In a recent episode of his podcast “Strictly Business,” Eric Bischoff addressed a Twitter exchange with AEW President Tony Khan. Khan had referred to Bischoff’s podcast, “83 Weeks,” as a fraud that was coming to an end. Bischoff shared his thoughts on the matter and discussed the future of AEW.

Bischoff began by acknowledging Khan’s comment, stating that he was the podcast and that he and Khan were both part of it. He brushed off the accusation of fraud and expressed his belief that AEW would likely continue to exist. However, he did mention that there were some issues within the company that needed to be addressed.

When asked about the possibility of AEW changing the structure of talent contracts with a new media rights deal, Bischoff expressed doubt. He pointed out that Tony Khan, as the owner of AEW, was not accountable to anyone and had the financial freedom to make decisions without external pressure. Bischoff suggested that if Khan were an employee of someone investing in wrestling, he would have been out of a job by now. However, with his personal wealth, Khan could continue to pursue his vision for AEW.

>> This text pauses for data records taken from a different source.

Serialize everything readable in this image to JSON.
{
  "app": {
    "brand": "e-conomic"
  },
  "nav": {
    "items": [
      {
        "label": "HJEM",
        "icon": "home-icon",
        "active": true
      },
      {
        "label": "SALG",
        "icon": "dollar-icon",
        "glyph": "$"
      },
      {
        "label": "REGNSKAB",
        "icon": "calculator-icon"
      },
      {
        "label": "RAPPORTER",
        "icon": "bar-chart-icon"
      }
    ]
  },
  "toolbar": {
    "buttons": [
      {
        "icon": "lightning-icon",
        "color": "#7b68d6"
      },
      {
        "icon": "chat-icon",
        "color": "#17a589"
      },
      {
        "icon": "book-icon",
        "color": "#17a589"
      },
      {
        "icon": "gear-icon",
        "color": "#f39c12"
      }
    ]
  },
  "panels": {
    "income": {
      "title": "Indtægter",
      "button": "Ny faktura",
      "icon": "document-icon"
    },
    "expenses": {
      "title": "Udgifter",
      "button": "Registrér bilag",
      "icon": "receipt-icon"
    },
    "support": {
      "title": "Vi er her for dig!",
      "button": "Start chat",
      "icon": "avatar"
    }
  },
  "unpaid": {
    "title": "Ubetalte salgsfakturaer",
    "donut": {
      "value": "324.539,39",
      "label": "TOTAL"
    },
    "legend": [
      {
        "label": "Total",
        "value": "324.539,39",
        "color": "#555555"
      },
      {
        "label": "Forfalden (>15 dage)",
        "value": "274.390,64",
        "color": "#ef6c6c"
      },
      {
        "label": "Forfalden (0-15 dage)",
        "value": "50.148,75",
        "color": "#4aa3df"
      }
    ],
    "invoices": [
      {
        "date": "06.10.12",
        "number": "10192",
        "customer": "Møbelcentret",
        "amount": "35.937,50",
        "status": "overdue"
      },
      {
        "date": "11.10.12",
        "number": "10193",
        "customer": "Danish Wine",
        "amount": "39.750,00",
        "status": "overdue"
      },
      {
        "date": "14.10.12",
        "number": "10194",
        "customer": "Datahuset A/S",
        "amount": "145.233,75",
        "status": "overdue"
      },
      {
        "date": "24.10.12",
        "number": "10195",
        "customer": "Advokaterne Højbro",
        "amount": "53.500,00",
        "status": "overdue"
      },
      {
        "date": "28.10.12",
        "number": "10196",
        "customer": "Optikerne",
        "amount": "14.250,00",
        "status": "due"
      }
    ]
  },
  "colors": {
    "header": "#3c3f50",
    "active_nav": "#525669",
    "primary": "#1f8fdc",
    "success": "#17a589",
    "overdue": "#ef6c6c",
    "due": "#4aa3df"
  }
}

Bischoff also speculated that AEW might explore alternative distribution platforms in the future. He mentioned that while the current form of AEW may change, he didn’t see the company disappearing entirely. He emphasized that Tony Khan had significant financial resources and could sustain AEW for as long as he desired.

In conclusion, Eric Bischoff’s comments on his podcast shed light on his Twitter exchange with Tony Khan and offered insights into the future of AEW. While there may be some challenges ahead, Bischoff believes that AEW will continue to thrive due to Tony Khan’s financial backing and passion for the industry.